[[ Materials provided, beginning ]]
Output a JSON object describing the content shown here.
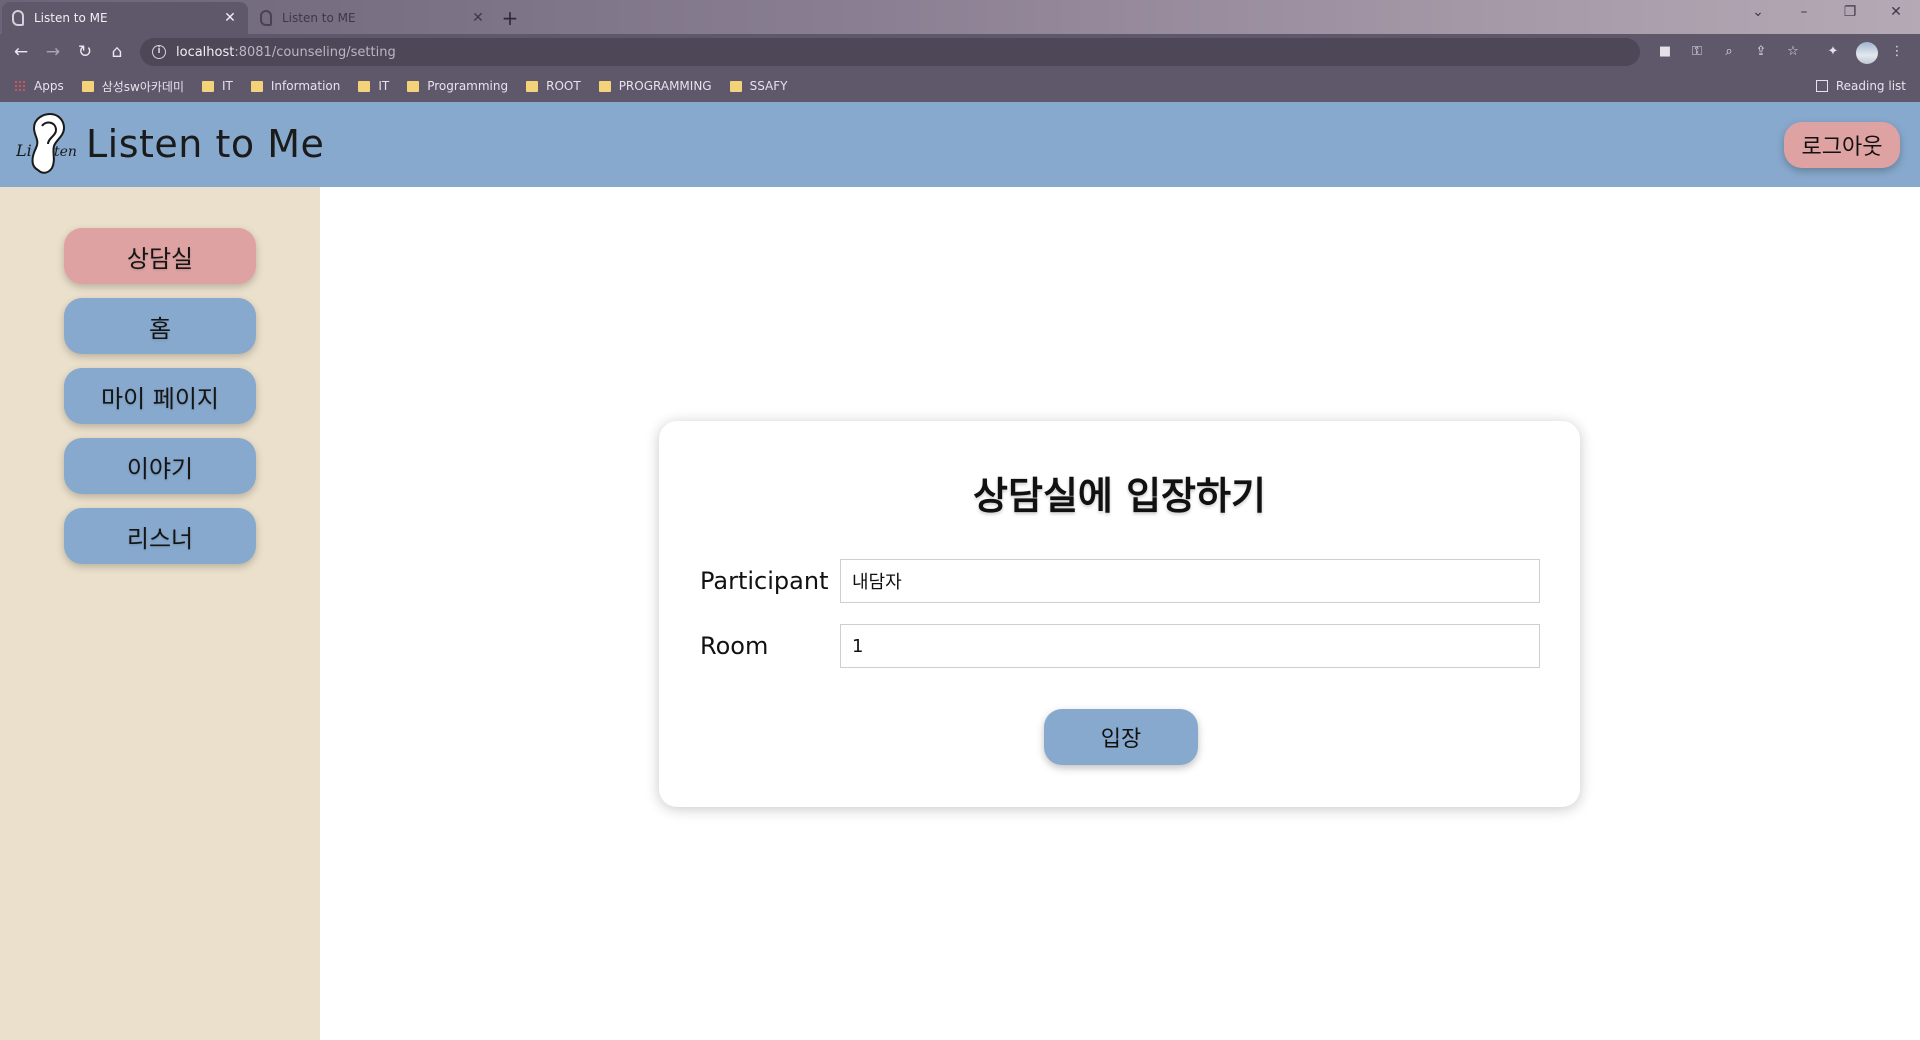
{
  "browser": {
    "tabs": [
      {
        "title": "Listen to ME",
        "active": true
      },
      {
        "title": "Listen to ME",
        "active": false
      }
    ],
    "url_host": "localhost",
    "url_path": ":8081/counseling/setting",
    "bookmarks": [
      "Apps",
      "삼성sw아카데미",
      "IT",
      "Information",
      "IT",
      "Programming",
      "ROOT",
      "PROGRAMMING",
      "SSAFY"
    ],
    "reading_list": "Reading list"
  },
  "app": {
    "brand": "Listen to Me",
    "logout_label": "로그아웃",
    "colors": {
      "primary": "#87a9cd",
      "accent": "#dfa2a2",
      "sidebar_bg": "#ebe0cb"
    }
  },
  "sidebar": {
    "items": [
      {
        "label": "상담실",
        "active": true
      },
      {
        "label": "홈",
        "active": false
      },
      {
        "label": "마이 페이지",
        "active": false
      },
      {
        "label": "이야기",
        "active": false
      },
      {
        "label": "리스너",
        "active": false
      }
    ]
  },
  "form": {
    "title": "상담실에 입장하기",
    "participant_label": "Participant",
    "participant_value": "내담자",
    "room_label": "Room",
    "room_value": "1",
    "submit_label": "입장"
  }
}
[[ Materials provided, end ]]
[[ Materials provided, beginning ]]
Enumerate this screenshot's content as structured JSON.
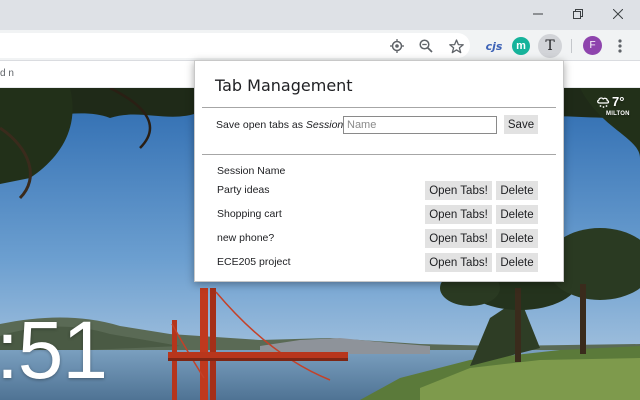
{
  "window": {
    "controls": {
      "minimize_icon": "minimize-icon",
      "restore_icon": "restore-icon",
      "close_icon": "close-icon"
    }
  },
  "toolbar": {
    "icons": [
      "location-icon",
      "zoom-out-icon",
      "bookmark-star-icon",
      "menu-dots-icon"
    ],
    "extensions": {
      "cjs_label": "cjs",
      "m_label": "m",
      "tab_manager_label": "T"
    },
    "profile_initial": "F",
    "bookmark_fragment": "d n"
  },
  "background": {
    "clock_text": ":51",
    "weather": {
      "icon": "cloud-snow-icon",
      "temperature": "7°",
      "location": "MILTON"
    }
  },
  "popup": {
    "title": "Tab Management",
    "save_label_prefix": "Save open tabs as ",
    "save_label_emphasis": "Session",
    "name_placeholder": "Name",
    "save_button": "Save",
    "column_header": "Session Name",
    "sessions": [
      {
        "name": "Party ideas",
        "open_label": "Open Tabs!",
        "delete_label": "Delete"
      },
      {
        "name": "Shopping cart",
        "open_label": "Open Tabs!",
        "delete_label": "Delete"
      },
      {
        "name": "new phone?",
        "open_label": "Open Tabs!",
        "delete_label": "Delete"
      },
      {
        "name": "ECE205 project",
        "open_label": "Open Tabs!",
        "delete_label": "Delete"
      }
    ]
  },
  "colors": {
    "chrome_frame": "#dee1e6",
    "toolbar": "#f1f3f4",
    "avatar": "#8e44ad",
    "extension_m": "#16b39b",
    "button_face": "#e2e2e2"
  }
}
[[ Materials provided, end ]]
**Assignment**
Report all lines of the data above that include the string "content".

**Finished task**
Output a JSON object describing the content shown here.
Enumerate this screenshot's content as structured JSON.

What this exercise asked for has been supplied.